DIRECTIONS FOR THIS TASK: Every entry should come back exactly as written, minus the pictures.

LISTED RECORDS:
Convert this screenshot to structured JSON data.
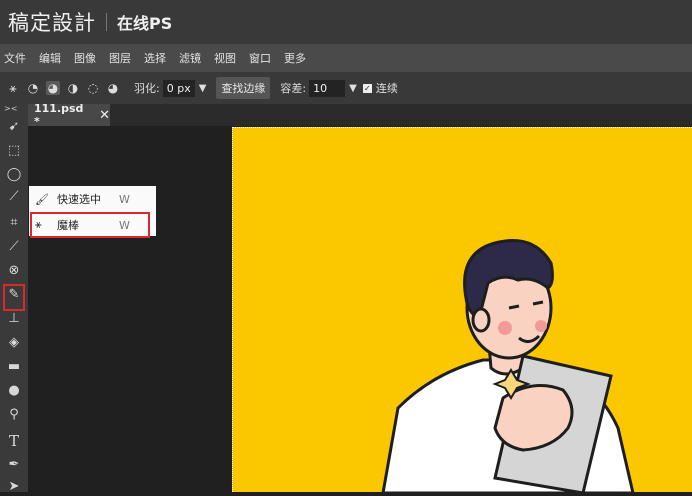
{
  "app": {
    "logo": "稿定設計",
    "subtitle": "在线PS"
  },
  "menu": [
    "文件",
    "编辑",
    "图像",
    "图层",
    "选择",
    "滤镜",
    "视图",
    "窗口",
    "更多"
  ],
  "options": {
    "feather_label": "羽化:",
    "feather_value": "0 px",
    "find_edge_button": "查找边缘",
    "tolerance_label": "容差:",
    "tolerance_value": "10",
    "contiguous_label": "连续"
  },
  "tab": {
    "title": "111.psd *"
  },
  "flyout": [
    {
      "label": "快速选中",
      "shortcut": "W"
    },
    {
      "label": "魔棒",
      "shortcut": "W"
    }
  ],
  "colors": {
    "highlight": "#d9292c",
    "canvas": "#fbc800"
  }
}
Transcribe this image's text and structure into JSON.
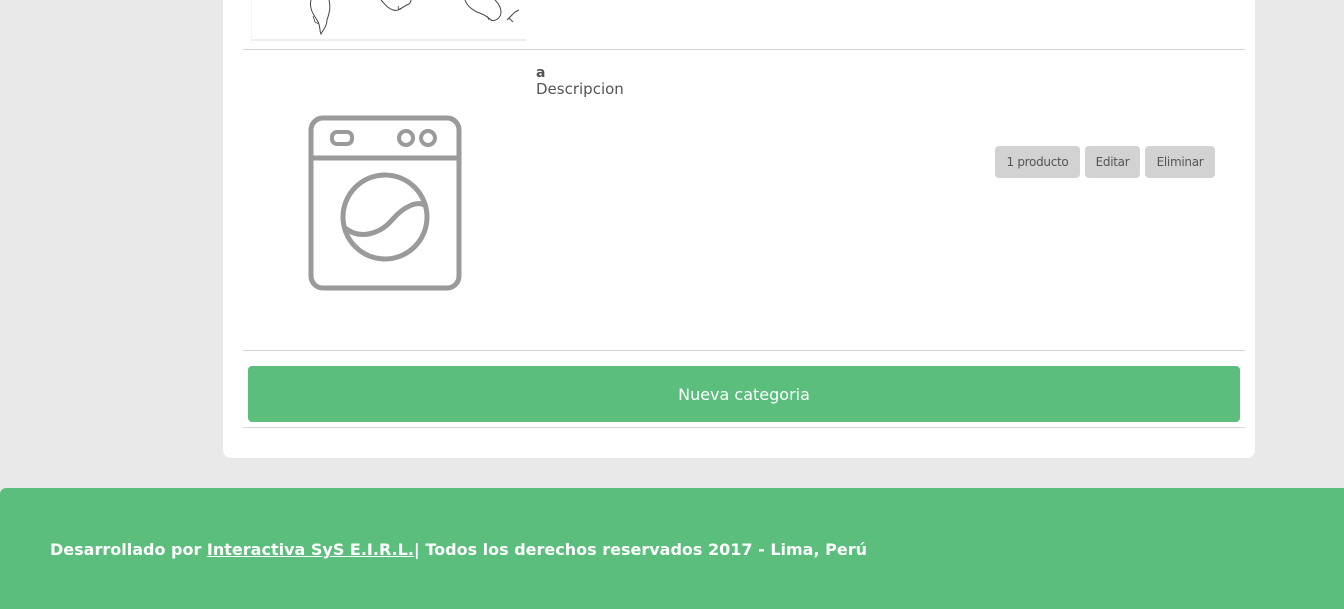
{
  "category": {
    "name": "a",
    "description": "Descripcion",
    "image_icon": "washing-machine-icon"
  },
  "actions": {
    "count_label": "1 producto",
    "edit_label": "Editar",
    "delete_label": "Eliminar"
  },
  "new_category_label": "Nueva categoria",
  "footer": {
    "prefix": "Desarrollado por ",
    "company_link": "Interactiva SyS E.I.R.L.",
    "suffix": "| Todos los derechos reservados 2017 - Lima, Perú"
  },
  "colors": {
    "accent_green": "#5bbe7c",
    "button_gray": "#d2d2d2",
    "background": "#e9e9e9"
  }
}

TASK OUTPUT:
Convert this screenshot to structured JSON data.
{
  "app": {
    "logo": "稿定設計",
    "subtitle": "在线PS"
  },
  "menu": [
    "文件",
    "编辑",
    "图像",
    "图层",
    "选择",
    "滤镜",
    "视图",
    "窗口",
    "更多"
  ],
  "options": {
    "feather_label": "羽化:",
    "feather_value": "0 px",
    "find_edge_button": "查找边缘",
    "tolerance_label": "容差:",
    "tolerance_value": "10",
    "contiguous_label": "连续"
  },
  "tab": {
    "title": "111.psd *"
  },
  "flyout": [
    {
      "label": "快速选中",
      "shortcut": "W"
    },
    {
      "label": "魔棒",
      "shortcut": "W"
    }
  ],
  "colors": {
    "highlight": "#d9292c",
    "canvas": "#fbc800"
  }
}
Transcribe this image's text and structure into JSON.
{
  "category": {
    "name": "a",
    "description": "Descripcion",
    "image_icon": "washing-machine-icon"
  },
  "actions": {
    "count_label": "1 producto",
    "edit_label": "Editar",
    "delete_label": "Eliminar"
  },
  "new_category_label": "Nueva categoria",
  "footer": {
    "prefix": "Desarrollado por ",
    "company_link": "Interactiva SyS E.I.R.L.",
    "suffix": "| Todos los derechos reservados 2017 - Lima, Perú"
  },
  "colors": {
    "accent_green": "#5bbe7c",
    "button_gray": "#d2d2d2",
    "background": "#e9e9e9"
  }
}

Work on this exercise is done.